There are TWO things that we offer: Retail Bouquets/Options and Balloon Decorating Services. They are NOT the same! All of our employees know the difference…and know how to handle a customer who seems like a retail customer but who really needs the attention that our balloon decorating service provides.
Retail customers have binders and a menu to choose from. That’s it. Yes, we provide some variations….but we keep it simple. Each project has a number….each balloon has a number. Bouquets are ordered by NUMBER. Otherwise, it would be a nightmare for staff filling orders to know what the customer ordered.
Balloon decorating customers are provided a SERVICE. We help them plan, we place special orders, we set up the room, we create custom bouquets. The balloon decorating services that we offer are not on a menu. They receive the service of SAMPLES, prototypes and consultations and my attendance at committee meetings. These customers don’t get a set of 3 latex on a weight with a foil because that’s not what they want.
We have to be very careful….if we spend fifteen minutes helping someone choose a set of three latex on a weight and a foil, we are losing money. If our retail customers do not know what they want, we’ll give them some ideas and we will ask them to browse our idea book. They can tell us their event and we will give them suggestions based on the menu that we offer from retail. But the service of planning an event with our custom centerpieces and designs is entirely different, and unless they are willing to pay us for the time that we spend with them….it’s a menu.
I have a couple of analogies that I use with my team. One of them is this: Taxi Cab drivers get paid to wait. We don’t. So, if we are waiting five minutes for a customer to decide what colors to choose….we don’t get paid. My advice to the team? Give the customer a baggie. Tell him/her to put the balloons that he/she wants into the bag and when they are done deciding, you will be happy to take their order. This is a kind way of pushing along the process so that the sales staff is free to help the next customer. It’s retail. Retail involves TURNS. We need to turn the customers in order to make a profit.
In addition, our retail customers receive good latex balloons from Pioneer. Better grade than a Dollar Store….but not quite as brilliant as our Qualatex balloons that we use for event decorating. We never use medium quality balloons for big jobs and it’s another way that we separate the retail from the event decorating.
Also, to my “balloon friend” who said I could make more money doing one big event every Friday and every Saturday? Not necessarily true at all.
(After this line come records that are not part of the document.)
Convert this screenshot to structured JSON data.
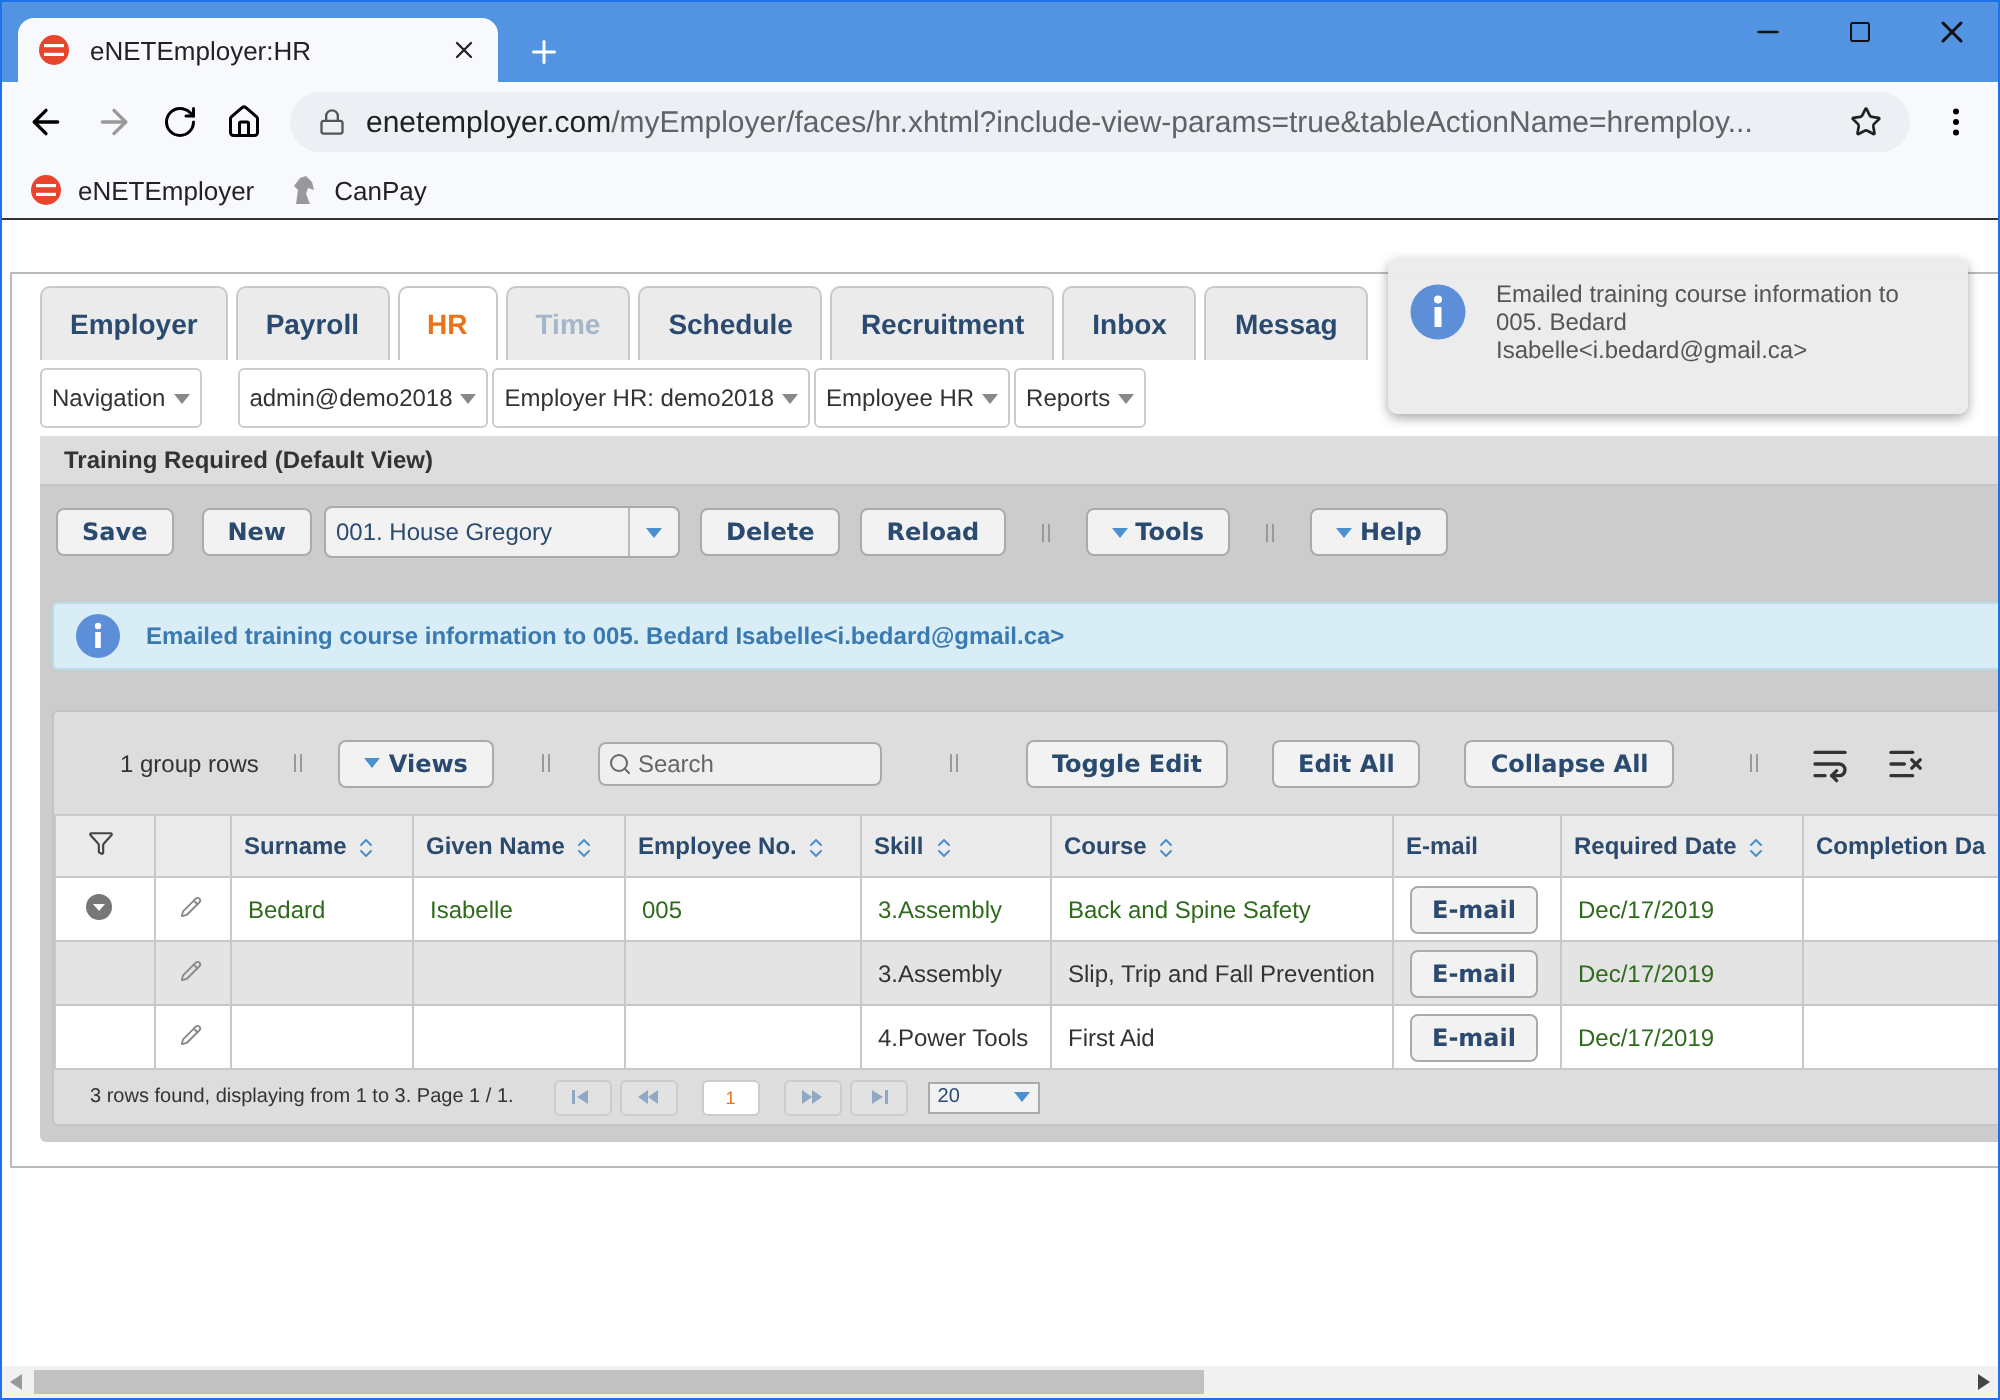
{
  "browser": {
    "tab_title": "eNETEmployer:HR",
    "url_domain": "enetemployer.com",
    "url_path": "/myEmployer/faces/hr.xhtml?include-view-params=true&tableActionName=hremploy...",
    "bookmarks": [
      "eNETEmployer",
      "CanPay"
    ]
  },
  "tabs": [
    {
      "label": "Employer",
      "selected": false,
      "disabled": false
    },
    {
      "label": "Payroll",
      "selected": false,
      "disabled": false
    },
    {
      "label": "HR",
      "selected": true,
      "disabled": false
    },
    {
      "label": "Time",
      "selected": false,
      "disabled": true
    },
    {
      "label": "Schedule",
      "selected": false,
      "disabled": false
    },
    {
      "label": "Recruitment",
      "selected": false,
      "disabled": false
    },
    {
      "label": "Inbox",
      "selected": false,
      "disabled": false
    },
    {
      "label": "Messag",
      "selected": false,
      "disabled": false
    }
  ],
  "nav_menus": [
    "Navigation",
    "admin@demo2018",
    "Employer HR: demo2018",
    "Employee HR",
    "Reports"
  ],
  "panel_title": "Training Required (Default View)",
  "toolbar": {
    "save": "Save",
    "new": "New",
    "employee_select": "001. House Gregory",
    "delete": "Delete",
    "reload": "Reload",
    "tools": "Tools",
    "help": "Help"
  },
  "info_message": "Emailed training course information to 005. Bedard Isabelle<i.bedard@gmail.ca>",
  "table_toolbar": {
    "group_rows": "1 group rows",
    "views": "Views",
    "search_placeholder": "Search",
    "toggle_edit": "Toggle Edit",
    "edit_all": "Edit All",
    "collapse_all": "Collapse All"
  },
  "table": {
    "columns": [
      {
        "label": "Surname",
        "sortable": true
      },
      {
        "label": "Given Name",
        "sortable": true
      },
      {
        "label": "Employee No.",
        "sortable": true
      },
      {
        "label": "Skill",
        "sortable": true
      },
      {
        "label": "Course",
        "sortable": true
      },
      {
        "label": "E-mail",
        "sortable": false
      },
      {
        "label": "Required Date",
        "sortable": true
      },
      {
        "label": "Completion Da"
      }
    ],
    "rows": [
      {
        "kind": "group",
        "shaded": false,
        "cells": [
          "Bedard",
          "Isabelle",
          "005",
          "3.Assembly",
          "Back and Spine Safety",
          "E-mail",
          "Dec/17/2019",
          ""
        ]
      },
      {
        "kind": "detail",
        "shaded": true,
        "cells": [
          "",
          "",
          "",
          "3.Assembly",
          "Slip, Trip and Fall Prevention",
          "E-mail",
          "Dec/17/2019",
          ""
        ]
      },
      {
        "kind": "detail",
        "shaded": false,
        "cells": [
          "",
          "",
          "",
          "4.Power Tools",
          "First Aid",
          "E-mail",
          "Dec/17/2019",
          ""
        ]
      }
    ],
    "footer": "3 rows found, displaying from 1 to 3. Page 1 / 1.",
    "page": "1",
    "page_size": "20"
  },
  "toast": {
    "lines": [
      "Emailed training course information to",
      "005. Bedard",
      "Isabelle<i.bedard@gmail.ca>"
    ]
  }
}
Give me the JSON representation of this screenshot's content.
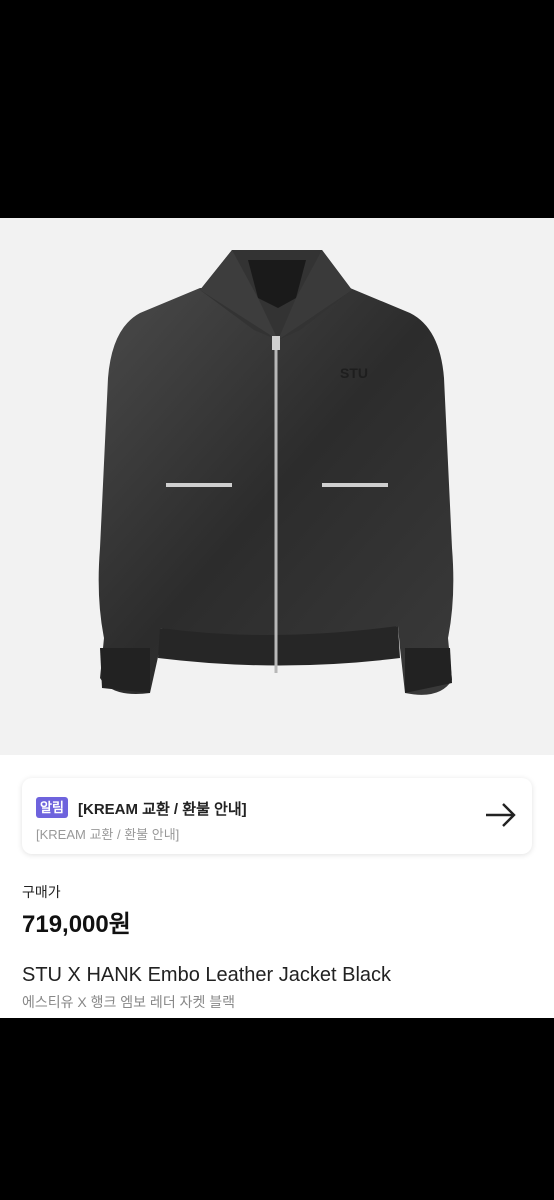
{
  "notice": {
    "badge": "알림",
    "title": "[KREAM 교환 / 환불 안내]",
    "subtitle": "[KREAM 교환 / 환불 안내]",
    "arrow_icon": "arrow-right-icon"
  },
  "price": {
    "label": "구매가",
    "value": "719,000원"
  },
  "product": {
    "name_en": "STU X HANK Embo Leather Jacket Black",
    "name_ko": "에스티유 X 행크 엠보 레더 자켓 블랙",
    "image_icon": "leather-jacket-image"
  },
  "colors": {
    "badge": "#6e63dd",
    "image_bg": "#f2f2f2"
  }
}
I can do a thousand dollar event on a Saturday, or I can sell 50 projects at 20 dollars each and have the fun and thrill of a retail store…. Knowing HOW to mass produce, knowing HOW to work quickly, knowing HOW to utilize our high school employees can turn a high traffic retail store into a profitable design. But that takes work. And balloons are only 35% of what we do…which means that the retail turns are also adding to the bottom line, and retail is open seven days a week. Done well and done in the right location, it’s a seven day a week income stream instead of a “one day a weekend” business. It just takes time and the right set of employees, the right inventory and the right location to do it “profitably.”
I am very fortunate because my father purchased the store from my former partner on April 12 of this past year. I needed help….not only financial help, but the physical help of more people to get things off the ground. My sister does the inventory/retail. My father does the books. He’s also in the store almost every single day of the week. My mother just helps wherever she is needed. My father has made it possible to have employees work more than 4-6 hours a week. We have one full time employee in addition to myself, and 4 part-time people who work a combined total of over 60 hours a week. THAT has helped a lot.
So, again, it all comes down to personal preference…individual goals…how big your support system is….and how much time you truly want to devote to your passion. Fortunately for me, I have my whole family invested in this store….and THAT has made all of the difference.